Exercise aim: Records follow. Pull out every line that contains "basic".

(Collected data entries)
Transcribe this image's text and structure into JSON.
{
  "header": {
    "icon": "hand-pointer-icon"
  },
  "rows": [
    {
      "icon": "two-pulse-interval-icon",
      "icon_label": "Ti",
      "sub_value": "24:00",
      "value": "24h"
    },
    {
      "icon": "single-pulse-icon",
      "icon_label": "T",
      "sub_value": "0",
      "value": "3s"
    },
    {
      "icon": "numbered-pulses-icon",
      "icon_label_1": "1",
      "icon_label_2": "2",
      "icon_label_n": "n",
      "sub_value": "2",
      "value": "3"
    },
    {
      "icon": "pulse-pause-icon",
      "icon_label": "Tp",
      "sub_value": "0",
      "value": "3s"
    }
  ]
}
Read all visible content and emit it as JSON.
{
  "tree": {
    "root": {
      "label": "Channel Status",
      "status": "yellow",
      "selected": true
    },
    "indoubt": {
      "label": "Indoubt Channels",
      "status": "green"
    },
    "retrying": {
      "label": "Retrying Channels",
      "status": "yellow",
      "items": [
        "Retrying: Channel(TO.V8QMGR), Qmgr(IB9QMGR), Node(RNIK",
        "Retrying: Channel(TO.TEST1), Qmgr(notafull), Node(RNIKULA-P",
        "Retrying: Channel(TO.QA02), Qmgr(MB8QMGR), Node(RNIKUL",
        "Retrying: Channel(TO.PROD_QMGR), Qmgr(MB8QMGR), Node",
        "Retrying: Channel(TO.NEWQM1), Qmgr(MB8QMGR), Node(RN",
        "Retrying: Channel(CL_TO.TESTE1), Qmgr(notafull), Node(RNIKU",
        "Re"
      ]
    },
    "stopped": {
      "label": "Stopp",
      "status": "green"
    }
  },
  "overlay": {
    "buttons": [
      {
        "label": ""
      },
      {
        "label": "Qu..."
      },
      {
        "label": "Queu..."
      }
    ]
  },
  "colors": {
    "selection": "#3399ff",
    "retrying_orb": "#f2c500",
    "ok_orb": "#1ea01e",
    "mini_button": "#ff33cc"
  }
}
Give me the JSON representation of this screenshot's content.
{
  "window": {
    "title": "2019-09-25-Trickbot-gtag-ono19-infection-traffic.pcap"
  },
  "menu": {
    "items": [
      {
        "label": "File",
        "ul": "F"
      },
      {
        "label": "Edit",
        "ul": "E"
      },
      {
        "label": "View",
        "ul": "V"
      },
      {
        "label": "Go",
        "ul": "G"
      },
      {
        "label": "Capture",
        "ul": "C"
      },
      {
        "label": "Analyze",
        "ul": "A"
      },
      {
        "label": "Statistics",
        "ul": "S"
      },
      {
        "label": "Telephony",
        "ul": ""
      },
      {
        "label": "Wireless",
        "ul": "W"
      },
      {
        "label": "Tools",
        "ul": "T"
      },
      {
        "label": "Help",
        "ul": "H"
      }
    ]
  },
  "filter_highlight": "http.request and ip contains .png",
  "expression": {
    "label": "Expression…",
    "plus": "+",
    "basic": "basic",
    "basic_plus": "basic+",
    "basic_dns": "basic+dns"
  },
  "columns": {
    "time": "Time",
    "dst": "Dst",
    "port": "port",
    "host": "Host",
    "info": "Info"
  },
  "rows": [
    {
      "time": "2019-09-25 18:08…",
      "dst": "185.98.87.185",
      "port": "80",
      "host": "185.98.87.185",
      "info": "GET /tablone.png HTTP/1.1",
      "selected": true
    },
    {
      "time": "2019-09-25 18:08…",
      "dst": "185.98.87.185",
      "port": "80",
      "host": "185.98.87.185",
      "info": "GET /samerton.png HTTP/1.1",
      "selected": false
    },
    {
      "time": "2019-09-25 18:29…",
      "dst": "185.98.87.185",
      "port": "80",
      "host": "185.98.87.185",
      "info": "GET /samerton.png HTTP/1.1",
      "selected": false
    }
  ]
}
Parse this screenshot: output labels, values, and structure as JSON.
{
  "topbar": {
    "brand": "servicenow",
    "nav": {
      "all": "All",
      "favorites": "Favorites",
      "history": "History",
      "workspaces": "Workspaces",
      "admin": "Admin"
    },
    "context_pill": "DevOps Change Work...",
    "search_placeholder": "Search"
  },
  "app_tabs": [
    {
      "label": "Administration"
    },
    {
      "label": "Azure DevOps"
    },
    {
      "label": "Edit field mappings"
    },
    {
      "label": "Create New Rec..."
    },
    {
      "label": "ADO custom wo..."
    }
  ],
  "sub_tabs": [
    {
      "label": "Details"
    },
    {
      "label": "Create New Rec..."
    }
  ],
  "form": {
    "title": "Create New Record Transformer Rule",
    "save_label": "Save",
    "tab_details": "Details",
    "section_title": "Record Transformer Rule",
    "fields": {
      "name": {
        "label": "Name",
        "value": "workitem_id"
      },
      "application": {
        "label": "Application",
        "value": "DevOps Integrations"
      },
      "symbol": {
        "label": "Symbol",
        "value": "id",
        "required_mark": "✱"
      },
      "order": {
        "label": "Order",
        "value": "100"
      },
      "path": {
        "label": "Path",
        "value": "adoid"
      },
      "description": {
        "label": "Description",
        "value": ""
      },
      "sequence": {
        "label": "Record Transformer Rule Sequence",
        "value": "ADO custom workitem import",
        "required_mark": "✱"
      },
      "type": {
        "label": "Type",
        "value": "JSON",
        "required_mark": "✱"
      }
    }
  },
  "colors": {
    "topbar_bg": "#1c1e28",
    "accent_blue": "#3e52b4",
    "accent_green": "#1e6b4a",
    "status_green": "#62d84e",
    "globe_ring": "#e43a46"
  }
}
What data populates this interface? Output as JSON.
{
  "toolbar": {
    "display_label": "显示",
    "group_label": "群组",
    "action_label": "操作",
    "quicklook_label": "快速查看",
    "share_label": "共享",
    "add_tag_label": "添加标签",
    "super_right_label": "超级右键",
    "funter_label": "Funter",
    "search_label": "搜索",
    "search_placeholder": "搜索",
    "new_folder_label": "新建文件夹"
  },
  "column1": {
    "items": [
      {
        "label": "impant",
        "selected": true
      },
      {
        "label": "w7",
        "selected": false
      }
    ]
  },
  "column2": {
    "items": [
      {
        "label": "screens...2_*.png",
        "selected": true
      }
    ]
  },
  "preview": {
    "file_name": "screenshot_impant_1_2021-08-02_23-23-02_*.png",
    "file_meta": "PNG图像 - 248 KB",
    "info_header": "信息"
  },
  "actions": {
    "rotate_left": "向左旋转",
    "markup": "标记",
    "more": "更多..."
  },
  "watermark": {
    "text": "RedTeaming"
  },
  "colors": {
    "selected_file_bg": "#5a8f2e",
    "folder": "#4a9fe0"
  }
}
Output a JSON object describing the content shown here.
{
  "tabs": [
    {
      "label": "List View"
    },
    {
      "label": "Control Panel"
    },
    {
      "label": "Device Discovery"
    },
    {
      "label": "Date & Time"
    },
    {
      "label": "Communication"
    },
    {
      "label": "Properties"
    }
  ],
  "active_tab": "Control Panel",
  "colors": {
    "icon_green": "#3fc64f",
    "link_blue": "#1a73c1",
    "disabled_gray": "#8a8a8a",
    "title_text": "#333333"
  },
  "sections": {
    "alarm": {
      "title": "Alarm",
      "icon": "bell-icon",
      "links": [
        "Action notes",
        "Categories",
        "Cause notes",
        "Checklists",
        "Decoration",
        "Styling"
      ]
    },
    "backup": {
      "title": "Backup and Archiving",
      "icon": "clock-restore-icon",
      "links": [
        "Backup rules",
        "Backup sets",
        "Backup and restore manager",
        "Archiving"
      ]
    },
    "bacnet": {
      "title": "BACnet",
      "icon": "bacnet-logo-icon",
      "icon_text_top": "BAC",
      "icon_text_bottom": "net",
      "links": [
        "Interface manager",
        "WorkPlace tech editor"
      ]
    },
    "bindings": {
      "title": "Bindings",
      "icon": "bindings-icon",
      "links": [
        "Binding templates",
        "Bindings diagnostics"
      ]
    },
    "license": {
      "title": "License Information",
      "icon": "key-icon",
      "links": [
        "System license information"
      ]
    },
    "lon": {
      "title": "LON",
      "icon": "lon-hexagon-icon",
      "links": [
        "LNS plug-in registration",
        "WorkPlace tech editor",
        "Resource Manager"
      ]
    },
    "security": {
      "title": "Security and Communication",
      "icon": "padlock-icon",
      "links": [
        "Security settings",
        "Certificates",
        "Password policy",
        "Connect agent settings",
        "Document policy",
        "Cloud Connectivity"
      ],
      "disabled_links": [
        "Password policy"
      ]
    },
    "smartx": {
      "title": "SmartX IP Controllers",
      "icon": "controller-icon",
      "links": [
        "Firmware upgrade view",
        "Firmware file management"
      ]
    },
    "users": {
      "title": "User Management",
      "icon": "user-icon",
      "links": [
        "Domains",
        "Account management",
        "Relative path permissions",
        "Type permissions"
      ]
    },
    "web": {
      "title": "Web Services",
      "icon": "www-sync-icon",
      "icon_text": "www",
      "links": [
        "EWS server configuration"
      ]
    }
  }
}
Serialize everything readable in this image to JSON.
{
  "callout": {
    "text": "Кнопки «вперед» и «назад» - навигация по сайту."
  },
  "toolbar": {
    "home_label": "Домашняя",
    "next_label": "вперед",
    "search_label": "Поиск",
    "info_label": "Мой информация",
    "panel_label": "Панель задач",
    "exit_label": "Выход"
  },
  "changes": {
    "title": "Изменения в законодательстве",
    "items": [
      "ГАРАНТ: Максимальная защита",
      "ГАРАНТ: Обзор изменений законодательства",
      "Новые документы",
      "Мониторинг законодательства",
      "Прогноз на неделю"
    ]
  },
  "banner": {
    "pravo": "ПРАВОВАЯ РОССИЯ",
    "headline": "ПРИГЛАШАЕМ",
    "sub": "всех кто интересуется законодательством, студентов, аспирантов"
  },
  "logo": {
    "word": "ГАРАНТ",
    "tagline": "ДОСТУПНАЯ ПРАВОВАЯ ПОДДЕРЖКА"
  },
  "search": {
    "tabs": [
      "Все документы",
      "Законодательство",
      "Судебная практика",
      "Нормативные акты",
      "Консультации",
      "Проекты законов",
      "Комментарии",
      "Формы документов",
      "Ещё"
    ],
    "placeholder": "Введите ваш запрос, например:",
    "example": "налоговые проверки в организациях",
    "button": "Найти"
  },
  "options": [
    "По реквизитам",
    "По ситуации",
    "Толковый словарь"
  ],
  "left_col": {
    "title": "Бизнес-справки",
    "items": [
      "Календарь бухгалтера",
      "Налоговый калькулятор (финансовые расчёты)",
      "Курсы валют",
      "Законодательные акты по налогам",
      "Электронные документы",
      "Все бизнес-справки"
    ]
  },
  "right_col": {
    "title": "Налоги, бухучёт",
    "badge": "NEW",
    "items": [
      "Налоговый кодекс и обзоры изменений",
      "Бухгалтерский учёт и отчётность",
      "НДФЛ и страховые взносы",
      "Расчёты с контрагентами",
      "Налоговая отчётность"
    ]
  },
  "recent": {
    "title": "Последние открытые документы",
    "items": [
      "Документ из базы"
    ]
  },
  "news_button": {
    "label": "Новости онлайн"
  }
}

Answer to the problem:
    "basic": "basic",
    "basic_plus": "basic+",
    "basic_dns": "basic+dns"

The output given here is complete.